Last winter, a freshman hockey player was having a particularly bad day. As he returned to the dressing room between periods, a portly trainer squeezed his aim and whispered a word of encouragement. Recalling the incident after the game, the player remarked to a teammate, "That Eddie is really great. No matter how bad you are, he's always on your side."
For the last 18 years, Eddie Noonan has been on the side of everybody from Dick Clasby to the greenest freshman athlete in Dillon Field House. This is partly because Noonan makes mental health and team morale his responsibility in the care of Harvard's athletes, but primarily because he is naturally friendly and interested in the players.
Actually Noonan became a fixture at Dillon purely by chance. After graduating from Rindge Technical School in Cambridge, where he played football, hockey and baseball, he went to work for a Boston doctor. "I used to come over to watch a friend play at Harvard in those days," he recalls. "At the time there was an opening for a trainer. My friend finally persuaded me to apply, and here I am." From this rather humble beginning as a trainer with no experience and little knowledge, Eddie Noonan has risen to the presidency of the Eastern division of the College Trainers Association. Dillon supplyman Richie Dwyer calls him "the best trainer in the business."

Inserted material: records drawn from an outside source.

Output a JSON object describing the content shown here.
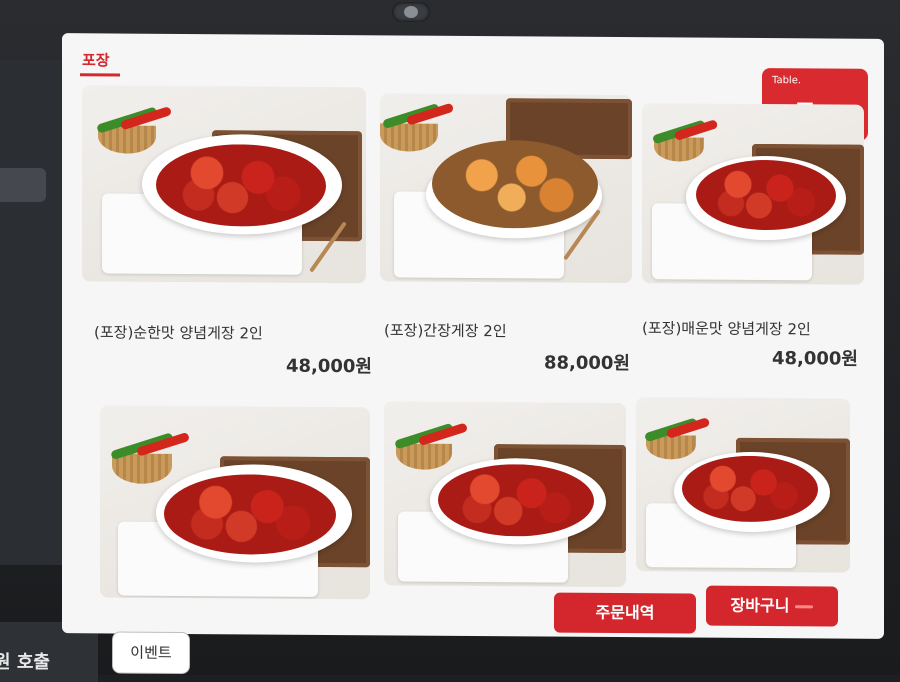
{
  "header": {
    "tab_label": "포장"
  },
  "table_badge": {
    "caption": "Table.",
    "room": "룸2"
  },
  "menu_items": [
    {
      "name": "(포장)순한맛 양념게장 2인",
      "price": "48,000원"
    },
    {
      "name": "(포장)간장게장 2인",
      "price": "88,000원"
    },
    {
      "name": "(포장)매운맛 양념게장 2인",
      "price": "48,000원"
    }
  ],
  "footer": {
    "order_history": "주문내역",
    "cart": "장바구니",
    "event": "이벤트",
    "staff_call": "원 호출"
  },
  "colors": {
    "accent": "#d4262d",
    "screen_bg": "#f6f6f6"
  }
}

During the years in between, Noonan has seen and treated some exceptional athletes. He particularly remembers All-East end Loren MacKinney '42, who was involved in one of the greatest hoaxes over perpetrated on ale. In the Brown game in his junior year, MacKinney suffered a leg injury, making him a doubtful participant in the Yale contest. The trainers at Dillon worked overtime to enable him to play, but he appeared in New Haven on crutches the day before the game. The crutches were a clever device of Coach Dick Harlow to fool Yale, however, for MacKinney was physically fit and instrumental in the 28-0 rout of the Elis.
The story of Frank White is one that has impressed Noonan, who remembers treating him for a back injury sustained as a schoolboy. Doctors had predicted that it would prevent White from further contact sports, but his determination to play football and the expert care of Noonan more than upset predictions.
Dick Clasby was Harvard's finest all-around football player in the last 18 years, according to Noonan, but he goes back to the late 'thirties to pick the top hockey player, Austin Harding '39.
The years have changed Eddie Noonan. His hair is turning white and he has grown considerably larger, but his three great interests--sports, medicine, and athletes--have never changed. Richie Dwyer has called him "Harvard itself." Perhaps he is right, for Eddie Noonan is many things to many men.